"The fact that legislators supporting voter identification responded so much l to the Latino name is evidence anti-Latino bias, unrelated to electoral considerations, might be influencing these public policies," they write. "The same elites who propose and support legislation to restrict Latino voting rights also provide less non-policy responsiveness to Latino constituents, at least in the context examined here. This means that the quality of representation is poor for many Latino constituents."
More to the point, these findings raise serious questions about the legality of voter ID laws.
By Martin Longman
June 8, 2014
Washington Monthly/Political Animal
The Republicans have concluded that the path to electoral victory isn't to craft the better campaign or come up with the most broadly appealing policies, but to control the shape of the electorate by making it smaller.
It's really taking on an ugly tone, with expressions of racism and xenophobia combined with a growing disdain for our democratic system of government. When you combine it with the libertarian strain in the GOP, it really begins to resemble fascism, because it's nationalistic, race-based, often pro-corporate (although it has populist anti-corporate elements, too), anti-immigrant, and basically revolutionary in its opposition to the central government. Add in the attraction to pseudoscience and "creating their own facts," its basic anti-intellectualism, its source of strength with the "job-creating" small entrepreneurs (anti-communist bourgeoisie) and you begin to see too many parallels with the fascists of old.
By Jonathan Rosenbaum
December 15, 1988

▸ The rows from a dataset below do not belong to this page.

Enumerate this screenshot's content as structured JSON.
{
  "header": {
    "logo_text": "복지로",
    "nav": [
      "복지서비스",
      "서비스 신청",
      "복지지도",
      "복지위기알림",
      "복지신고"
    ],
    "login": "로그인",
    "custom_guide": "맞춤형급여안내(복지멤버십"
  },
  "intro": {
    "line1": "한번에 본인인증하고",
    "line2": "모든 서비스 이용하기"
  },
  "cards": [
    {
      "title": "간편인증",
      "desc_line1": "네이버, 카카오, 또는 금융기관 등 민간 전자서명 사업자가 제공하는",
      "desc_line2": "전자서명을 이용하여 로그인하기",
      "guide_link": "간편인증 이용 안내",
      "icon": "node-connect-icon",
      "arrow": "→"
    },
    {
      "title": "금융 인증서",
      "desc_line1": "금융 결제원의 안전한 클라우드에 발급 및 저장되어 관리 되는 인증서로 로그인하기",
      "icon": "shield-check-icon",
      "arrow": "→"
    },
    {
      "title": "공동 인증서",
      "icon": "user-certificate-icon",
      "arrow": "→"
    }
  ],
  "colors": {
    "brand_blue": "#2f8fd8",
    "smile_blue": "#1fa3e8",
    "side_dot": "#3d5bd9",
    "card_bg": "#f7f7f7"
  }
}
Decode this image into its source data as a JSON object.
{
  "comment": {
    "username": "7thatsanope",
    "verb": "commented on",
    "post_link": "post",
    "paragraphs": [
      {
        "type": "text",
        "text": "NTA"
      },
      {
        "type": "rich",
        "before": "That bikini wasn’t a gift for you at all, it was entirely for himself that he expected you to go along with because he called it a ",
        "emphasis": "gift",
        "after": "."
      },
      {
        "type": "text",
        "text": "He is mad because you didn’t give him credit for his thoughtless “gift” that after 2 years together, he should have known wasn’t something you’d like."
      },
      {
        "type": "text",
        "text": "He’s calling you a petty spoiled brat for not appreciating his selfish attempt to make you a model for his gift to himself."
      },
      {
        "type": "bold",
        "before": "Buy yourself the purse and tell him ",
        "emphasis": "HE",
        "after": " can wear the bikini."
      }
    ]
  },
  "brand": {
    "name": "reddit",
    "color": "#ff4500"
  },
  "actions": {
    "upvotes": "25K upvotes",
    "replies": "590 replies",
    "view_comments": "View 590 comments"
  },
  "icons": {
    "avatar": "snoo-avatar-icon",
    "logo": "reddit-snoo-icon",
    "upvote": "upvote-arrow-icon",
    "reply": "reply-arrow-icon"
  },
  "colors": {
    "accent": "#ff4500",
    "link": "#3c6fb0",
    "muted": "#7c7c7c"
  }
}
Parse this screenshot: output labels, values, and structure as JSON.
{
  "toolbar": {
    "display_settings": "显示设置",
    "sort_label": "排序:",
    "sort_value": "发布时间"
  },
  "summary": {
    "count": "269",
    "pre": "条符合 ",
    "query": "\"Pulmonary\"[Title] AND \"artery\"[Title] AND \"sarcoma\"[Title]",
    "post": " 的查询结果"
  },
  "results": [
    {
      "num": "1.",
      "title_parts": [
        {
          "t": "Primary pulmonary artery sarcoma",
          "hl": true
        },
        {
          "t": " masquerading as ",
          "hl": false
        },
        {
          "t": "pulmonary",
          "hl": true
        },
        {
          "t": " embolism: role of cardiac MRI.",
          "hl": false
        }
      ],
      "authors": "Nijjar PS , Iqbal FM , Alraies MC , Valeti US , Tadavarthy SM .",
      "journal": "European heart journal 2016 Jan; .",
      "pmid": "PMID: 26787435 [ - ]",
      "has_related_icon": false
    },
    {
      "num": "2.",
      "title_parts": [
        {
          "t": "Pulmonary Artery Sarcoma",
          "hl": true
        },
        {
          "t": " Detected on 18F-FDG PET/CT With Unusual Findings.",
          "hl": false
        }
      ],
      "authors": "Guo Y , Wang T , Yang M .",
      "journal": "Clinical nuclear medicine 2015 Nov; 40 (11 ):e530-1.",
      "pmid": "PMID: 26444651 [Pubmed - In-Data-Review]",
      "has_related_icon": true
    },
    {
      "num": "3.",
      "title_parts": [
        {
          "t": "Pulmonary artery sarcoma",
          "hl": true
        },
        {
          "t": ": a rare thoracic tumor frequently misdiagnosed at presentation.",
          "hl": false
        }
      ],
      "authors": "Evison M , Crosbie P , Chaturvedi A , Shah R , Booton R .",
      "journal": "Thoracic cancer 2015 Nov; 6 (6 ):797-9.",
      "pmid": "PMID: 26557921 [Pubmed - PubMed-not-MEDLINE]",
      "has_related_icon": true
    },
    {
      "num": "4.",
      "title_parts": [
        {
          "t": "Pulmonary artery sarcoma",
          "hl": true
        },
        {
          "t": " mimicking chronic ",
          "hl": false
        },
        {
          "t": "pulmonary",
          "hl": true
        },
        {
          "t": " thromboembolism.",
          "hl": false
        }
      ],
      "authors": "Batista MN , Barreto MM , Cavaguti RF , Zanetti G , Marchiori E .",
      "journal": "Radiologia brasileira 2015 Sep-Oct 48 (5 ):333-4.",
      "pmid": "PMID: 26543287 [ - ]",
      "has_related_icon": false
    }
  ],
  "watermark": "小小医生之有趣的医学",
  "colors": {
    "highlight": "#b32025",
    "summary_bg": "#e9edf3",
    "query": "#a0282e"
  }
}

The central narrative premise of the film Mississippi Burning sets up the FBI as the sole heroic defender of the victims of southern racism in 1964, which is more than a little disgusting. Embracing the premise unconditionally--unless one counts a single fleeting remark from a redneck, to a journalist, that "J. Edgar Hoover said Martin Luther King was a Communist," which the film neither confirms nor privileges--the film tampers more than a little with historical facts: it subverts the history of the civil rights movement itself.

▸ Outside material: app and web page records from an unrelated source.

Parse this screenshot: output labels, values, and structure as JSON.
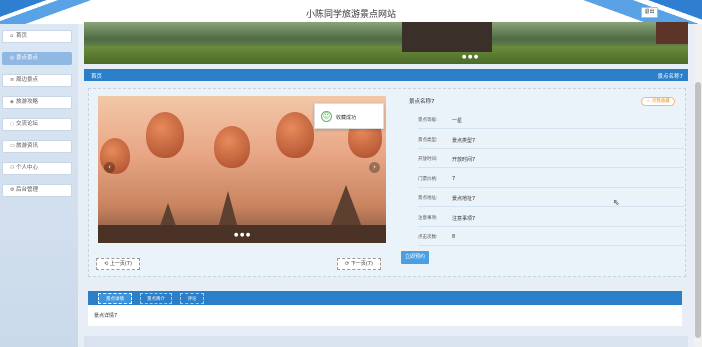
{
  "header": {
    "title": "小陈同学旅游景点网站",
    "logout_label": "退出"
  },
  "sidebar": {
    "items": [
      {
        "label": "首页",
        "icon": "home-icon",
        "glyph": "⌂"
      },
      {
        "label": "景点景点",
        "icon": "location-icon",
        "glyph": "◎"
      },
      {
        "label": "周边景点",
        "icon": "list-icon",
        "glyph": "≡"
      },
      {
        "label": "旅游攻略",
        "icon": "book-icon",
        "glyph": "◈"
      },
      {
        "label": "交流论坛",
        "icon": "chat-icon",
        "glyph": "◌"
      },
      {
        "label": "旅游资讯",
        "icon": "news-icon",
        "glyph": "▭"
      },
      {
        "label": "个人中心",
        "icon": "user-icon",
        "glyph": "⚇"
      },
      {
        "label": "后台管理",
        "icon": "link-icon",
        "glyph": "⚙"
      }
    ],
    "active_index": 1
  },
  "breadcrumb": {
    "home": "首页",
    "current": "景点名称7"
  },
  "detail": {
    "title": "景点名称7",
    "collect_label": "☆ 点我收藏",
    "toast": "收藏成功",
    "pager": "● ● ●",
    "prev_label": "⟲ 上一页(7)",
    "next_label": "⟳ 下一页(7)",
    "book_label": "立即预约",
    "rows": [
      {
        "label": "景点等级:",
        "value": "一星"
      },
      {
        "label": "景点类型:",
        "value": "景点类型7"
      },
      {
        "label": "开放时间:",
        "value": "开放时间7"
      },
      {
        "label": "门票价格:",
        "value": "7"
      },
      {
        "label": "景点地址:",
        "value": "景点地址7"
      },
      {
        "label": "注意事项:",
        "value": "注意事项7"
      },
      {
        "label": "点击次数:",
        "value": "8"
      }
    ]
  },
  "tabs": {
    "items": [
      "景点详情",
      "景点简介",
      "评论"
    ],
    "active_index": 0,
    "content": "景点详情7"
  },
  "banner": {
    "pager": "● ● ●"
  },
  "colors": {
    "primary": "#2a7fc8",
    "accent": "#4a9fe4",
    "sidebar_active": "#8fb8e3"
  }
}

It's true that the FBI did conduct a detailed and extensive investigation, file name "Mississippi Burning," in the summer of 1964, before the bodies of Chaney, Goodman, and Schwerner were finally found under more than ten tons of earth. But a look at the context of this investigation, which the movie can't be bothered with, tells us a lot more. Two of the three missing civil rights workers came from well-to-do white families. After the 1963 assassination of John F. Kennedy the FBI's prestige was conceivably at an all-time low; Lyndon Johnson had signed the 1964 Civil Rights Act into law on the same day that Hoover finally announced his intention to open an FBI office in Jackson, Mississippi; and apparently Johnson had to twist Hoover's arm in the bargain. (As I.F. Stone wrote in 1961, "Mr. Hoover has made it clear that the FBI acts in civil rights cases only because ordered to.")

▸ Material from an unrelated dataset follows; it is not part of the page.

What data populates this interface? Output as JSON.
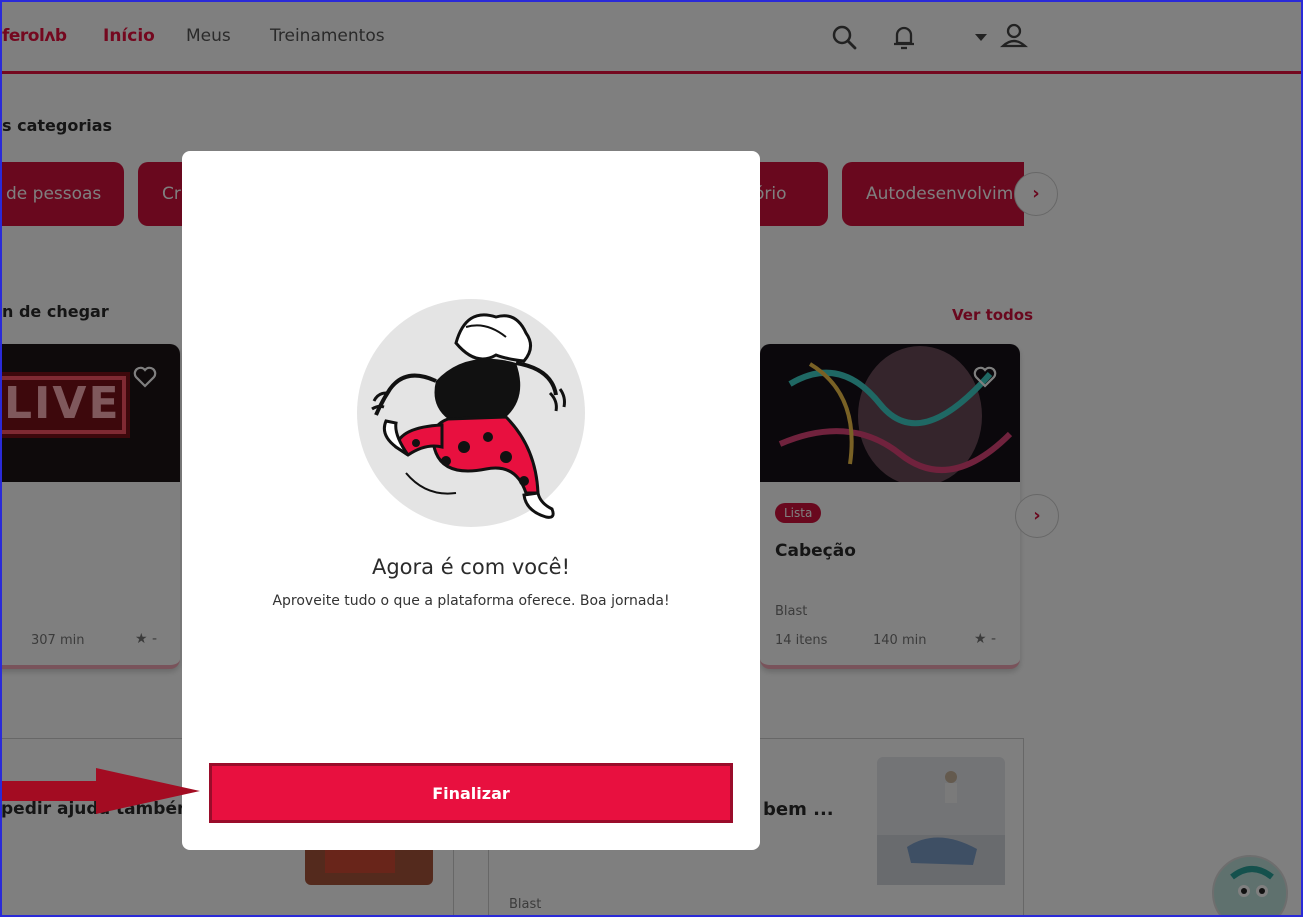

"1964 . . . Not Forgotten" is the final message of the movie--the words appear on the chipped, defaced tombstone of one of the slain activists--but it's hard to forget something that isn't known in the first place, much less remembered. The movie purports to re-create the past and to tell us what it meant, but the ignorance of Mississippi Burning is so studied that it only can be accounted for as a bulwark against knowledge, a denial of history for the sake of striking a glib and simple and easily digestible attitude against injustice.